● WORK REQUEST: The records below are to be duplicated character for character.

● Data about app and page elements:
BEGIN

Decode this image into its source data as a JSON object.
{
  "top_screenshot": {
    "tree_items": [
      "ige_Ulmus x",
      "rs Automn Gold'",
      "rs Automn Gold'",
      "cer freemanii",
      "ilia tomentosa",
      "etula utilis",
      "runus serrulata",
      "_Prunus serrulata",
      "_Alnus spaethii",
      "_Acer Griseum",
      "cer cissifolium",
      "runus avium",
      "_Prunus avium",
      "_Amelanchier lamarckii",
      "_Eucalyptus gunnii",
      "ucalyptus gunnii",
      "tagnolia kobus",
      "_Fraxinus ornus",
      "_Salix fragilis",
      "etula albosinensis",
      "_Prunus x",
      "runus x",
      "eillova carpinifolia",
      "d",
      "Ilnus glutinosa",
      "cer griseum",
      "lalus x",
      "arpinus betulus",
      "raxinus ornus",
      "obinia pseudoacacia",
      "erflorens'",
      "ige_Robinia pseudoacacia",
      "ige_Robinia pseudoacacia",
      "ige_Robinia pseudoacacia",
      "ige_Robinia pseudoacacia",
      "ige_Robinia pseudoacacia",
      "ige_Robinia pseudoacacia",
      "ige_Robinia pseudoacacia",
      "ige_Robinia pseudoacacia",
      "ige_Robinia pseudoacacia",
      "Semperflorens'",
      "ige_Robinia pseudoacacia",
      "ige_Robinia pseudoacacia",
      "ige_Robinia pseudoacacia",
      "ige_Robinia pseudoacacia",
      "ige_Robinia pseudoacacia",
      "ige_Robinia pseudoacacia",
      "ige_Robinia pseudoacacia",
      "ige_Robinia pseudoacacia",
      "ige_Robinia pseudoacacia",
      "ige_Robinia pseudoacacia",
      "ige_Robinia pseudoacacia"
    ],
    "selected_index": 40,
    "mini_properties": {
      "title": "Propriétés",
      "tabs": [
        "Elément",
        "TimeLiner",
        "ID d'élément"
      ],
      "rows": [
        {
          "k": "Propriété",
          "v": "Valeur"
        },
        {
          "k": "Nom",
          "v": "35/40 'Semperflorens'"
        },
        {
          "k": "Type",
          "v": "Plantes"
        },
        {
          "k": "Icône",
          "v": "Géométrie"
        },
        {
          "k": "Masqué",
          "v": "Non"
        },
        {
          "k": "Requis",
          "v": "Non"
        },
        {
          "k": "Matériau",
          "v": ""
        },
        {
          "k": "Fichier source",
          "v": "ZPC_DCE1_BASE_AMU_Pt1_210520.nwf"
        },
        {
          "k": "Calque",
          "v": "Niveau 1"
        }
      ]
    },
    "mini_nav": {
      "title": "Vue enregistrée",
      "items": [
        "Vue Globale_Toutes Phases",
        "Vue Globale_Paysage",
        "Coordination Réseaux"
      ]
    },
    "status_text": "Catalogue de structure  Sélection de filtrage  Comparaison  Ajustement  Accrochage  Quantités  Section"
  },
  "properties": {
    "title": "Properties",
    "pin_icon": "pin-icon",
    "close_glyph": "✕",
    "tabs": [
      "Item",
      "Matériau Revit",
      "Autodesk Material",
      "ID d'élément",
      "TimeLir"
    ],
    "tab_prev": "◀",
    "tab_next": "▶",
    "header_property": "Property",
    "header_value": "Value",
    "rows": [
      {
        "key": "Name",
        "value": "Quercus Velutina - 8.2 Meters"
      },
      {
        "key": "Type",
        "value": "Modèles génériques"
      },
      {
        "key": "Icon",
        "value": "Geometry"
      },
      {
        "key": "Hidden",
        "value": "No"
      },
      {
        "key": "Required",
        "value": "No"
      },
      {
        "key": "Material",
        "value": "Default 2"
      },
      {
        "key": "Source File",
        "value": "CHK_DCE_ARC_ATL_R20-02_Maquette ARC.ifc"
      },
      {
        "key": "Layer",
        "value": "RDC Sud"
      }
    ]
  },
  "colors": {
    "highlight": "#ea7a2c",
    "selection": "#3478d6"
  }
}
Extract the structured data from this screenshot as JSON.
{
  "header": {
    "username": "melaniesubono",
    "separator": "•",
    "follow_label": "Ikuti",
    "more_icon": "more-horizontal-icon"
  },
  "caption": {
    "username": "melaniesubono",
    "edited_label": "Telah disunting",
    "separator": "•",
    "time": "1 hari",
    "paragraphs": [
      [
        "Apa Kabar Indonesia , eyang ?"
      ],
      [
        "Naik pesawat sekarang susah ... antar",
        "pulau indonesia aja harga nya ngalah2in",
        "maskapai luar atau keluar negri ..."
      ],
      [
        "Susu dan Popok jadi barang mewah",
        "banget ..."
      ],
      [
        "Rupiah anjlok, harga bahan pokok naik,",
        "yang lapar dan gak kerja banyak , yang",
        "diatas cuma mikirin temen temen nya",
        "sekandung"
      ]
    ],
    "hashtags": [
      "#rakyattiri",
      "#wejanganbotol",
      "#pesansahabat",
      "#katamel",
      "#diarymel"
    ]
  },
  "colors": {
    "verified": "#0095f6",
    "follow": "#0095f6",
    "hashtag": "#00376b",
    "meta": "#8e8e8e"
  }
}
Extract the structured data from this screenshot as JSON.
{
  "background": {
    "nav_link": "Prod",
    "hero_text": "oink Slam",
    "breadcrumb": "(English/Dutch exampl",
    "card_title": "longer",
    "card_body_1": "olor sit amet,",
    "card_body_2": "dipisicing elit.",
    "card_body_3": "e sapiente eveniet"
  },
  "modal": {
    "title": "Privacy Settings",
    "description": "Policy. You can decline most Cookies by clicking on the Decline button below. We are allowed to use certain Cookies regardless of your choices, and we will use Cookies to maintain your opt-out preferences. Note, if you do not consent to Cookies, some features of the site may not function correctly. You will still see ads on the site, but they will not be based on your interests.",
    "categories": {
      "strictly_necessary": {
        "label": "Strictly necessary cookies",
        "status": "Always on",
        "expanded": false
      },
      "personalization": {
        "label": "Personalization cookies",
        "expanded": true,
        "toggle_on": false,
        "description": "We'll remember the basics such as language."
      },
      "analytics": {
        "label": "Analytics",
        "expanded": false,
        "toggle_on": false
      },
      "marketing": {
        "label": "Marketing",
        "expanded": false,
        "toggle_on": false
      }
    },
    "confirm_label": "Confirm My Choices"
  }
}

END

● ANSWER TO THIS PROBLEM:
Decode this image into its source data as a JSON object.
{
  "top_screenshot": {
    "tree_items": [
      "ige_Ulmus x",
      "rs Automn Gold'",
      "rs Automn Gold'",
      "cer freemanii",
      "ilia tomentosa",
      "etula utilis",
      "runus serrulata",
      "_Prunus serrulata",
      "_Alnus spaethii",
      "_Acer Griseum",
      "cer cissifolium",
      "runus avium",
      "_Prunus avium",
      "_Amelanchier lamarckii",
      "_Eucalyptus gunnii",
      "ucalyptus gunnii",
      "tagnolia kobus",
      "_Fraxinus ornus",
      "_Salix fragilis",
      "etula albosinensis",
      "_Prunus x",
      "runus x",
      "eillova carpinifolia",
      "d",
      "Ilnus glutinosa",
      "cer griseum",
      "lalus x",
      "arpinus betulus",
      "raxinus ornus",
      "obinia pseudoacacia",
      "erflorens'",
      "ige_Robinia pseudoacacia",
      "ige_Robinia pseudoacacia",
      "ige_Robinia pseudoacacia",
      "ige_Robinia pseudoacacia",
      "ige_Robinia pseudoacacia",
      "ige_Robinia pseudoacacia",
      "ige_Robinia pseudoacacia",
      "ige_Robinia pseudoacacia",
      "ige_Robinia pseudoacacia",
      "Semperflorens'",
      "ige_Robinia pseudoacacia",
      "ige_Robinia pseudoacacia",
      "ige_Robinia pseudoacacia",
      "ige_Robinia pseudoacacia",
      "ige_Robinia pseudoacacia",
      "ige_Robinia pseudoacacia",
      "ige_Robinia pseudoacacia",
      "ige_Robinia pseudoacacia",
      "ige_Robinia pseudoacacia",
      "ige_Robinia pseudoacacia",
      "ige_Robinia pseudoacacia"
    ],
    "selected_index": 40,
    "mini_properties": {
      "title": "Propriétés",
      "tabs": [
        "Elément",
        "TimeLiner",
        "ID d'élément"
      ],
      "rows": [
        {
          "k": "Propriété",
          "v": "Valeur"
        },
        {
          "k": "Nom",
          "v": "35/40 'Semperflorens'"
        },
        {
          "k": "Type",
          "v": "Plantes"
        },
        {
          "k": "Icône",
          "v": "Géométrie"
        },
        {
          "k": "Masqué",
          "v": "Non"
        },
        {
          "k": "Requis",
          "v": "Non"
        },
        {
          "k": "Matériau",
          "v": ""
        },
        {
          "k": "Fichier source",
          "v": "ZPC_DCE1_BASE_AMU_Pt1_210520.nwf"
        },
        {
          "k": "Calque",
          "v": "Niveau 1"
        }
      ]
    },
    "mini_nav": {
      "title": "Vue enregistrée",
      "items": [
        "Vue Globale_Toutes Phases",
        "Vue Globale_Paysage",
        "Coordination Réseaux"
      ]
    },
    "status_text": "Catalogue de structure  Sélection de filtrage  Comparaison  Ajustement  Accrochage  Quantités  Section"
  },
  "properties": {
    "title": "Properties",
    "pin_icon": "pin-icon",
    "close_glyph": "✕",
    "tabs": [
      "Item",
      "Matériau Revit",
      "Autodesk Material",
      "ID d'élément",
      "TimeLir"
    ],
    "tab_prev": "◀",
    "tab_next": "▶",
    "header_property": "Property",
    "header_value": "Value",
    "rows": [
      {
        "key": "Name",
        "value": "Quercus Velutina - 8.2 Meters"
      },
      {
        "key": "Type",
        "value": "Modèles génériques"
      },
      {
        "key": "Icon",
        "value": "Geometry"
      },
      {
        "key": "Hidden",
        "value": "No"
      },
      {
        "key": "Required",
        "value": "No"
      },
      {
        "key": "Material",
        "value": "Default 2"
      },
      {
        "key": "Source File",
        "value": "CHK_DCE_ARC_ATL_R20-02_Maquette ARC.ifc"
      },
      {
        "key": "Layer",
        "value": "RDC Sud"
      }
    ]
  },
  "colors": {
    "highlight": "#ea7a2c",
    "selection": "#3478d6"
  }
}
Extract the structured data from this screenshot as JSON.
{
  "header": {
    "username": "melaniesubono",
    "separator": "•",
    "follow_label": "Ikuti",
    "more_icon": "more-horizontal-icon"
  },
  "caption": {
    "username": "melaniesubono",
    "edited_label": "Telah disunting",
    "separator": "•",
    "time": "1 hari",
    "paragraphs": [
      [
        "Apa Kabar Indonesia , eyang ?"
      ],
      [
        "Naik pesawat sekarang susah ... antar",
        "pulau indonesia aja harga nya ngalah2in",
        "maskapai luar atau keluar negri ..."
      ],
      [
        "Susu dan Popok jadi barang mewah",
        "banget ..."
      ],
      [
        "Rupiah anjlok, harga bahan pokok naik,",
        "yang lapar dan gak kerja banyak , yang",
        "diatas cuma mikirin temen temen nya",
        "sekandung"
      ]
    ],
    "hashtags": [
      "#rakyattiri",
      "#wejanganbotol",
      "#pesansahabat",
      "#katamel",
      "#diarymel"
    ]
  },
  "colors": {
    "verified": "#0095f6",
    "follow": "#0095f6",
    "hashtag": "#00376b",
    "meta": "#8e8e8e"
  }
}
Extract the structured data from this screenshot as JSON.
{
  "background": {
    "nav_link": "Prod",
    "hero_text": "oink Slam",
    "breadcrumb": "(English/Dutch exampl",
    "card_title": "longer",
    "card_body_1": "olor sit amet,",
    "card_body_2": "dipisicing elit.",
    "card_body_3": "e sapiente eveniet"
  },
  "modal": {
    "title": "Privacy Settings",
    "description": "Policy. You can decline most Cookies by clicking on the Decline button below. We are allowed to use certain Cookies regardless of your choices, and we will use Cookies to maintain your opt-out preferences. Note, if you do not consent to Cookies, some features of the site may not function correctly. You will still see ads on the site, but they will not be based on your interests.",
    "categories": {
      "strictly_necessary": {
        "label": "Strictly necessary cookies",
        "status": "Always on",
        "expanded": false
      },
      "personalization": {
        "label": "Personalization cookies",
        "expanded": true,
        "toggle_on": false,
        "description": "We'll remember the basics such as language."
      },
      "analytics": {
        "label": "Analytics",
        "expanded": false,
        "toggle_on": false
      },
      "marketing": {
        "label": "Marketing",
        "expanded": false,
        "toggle_on": false
      }
    },
    "confirm_label": "Confirm My Choices"
  }
}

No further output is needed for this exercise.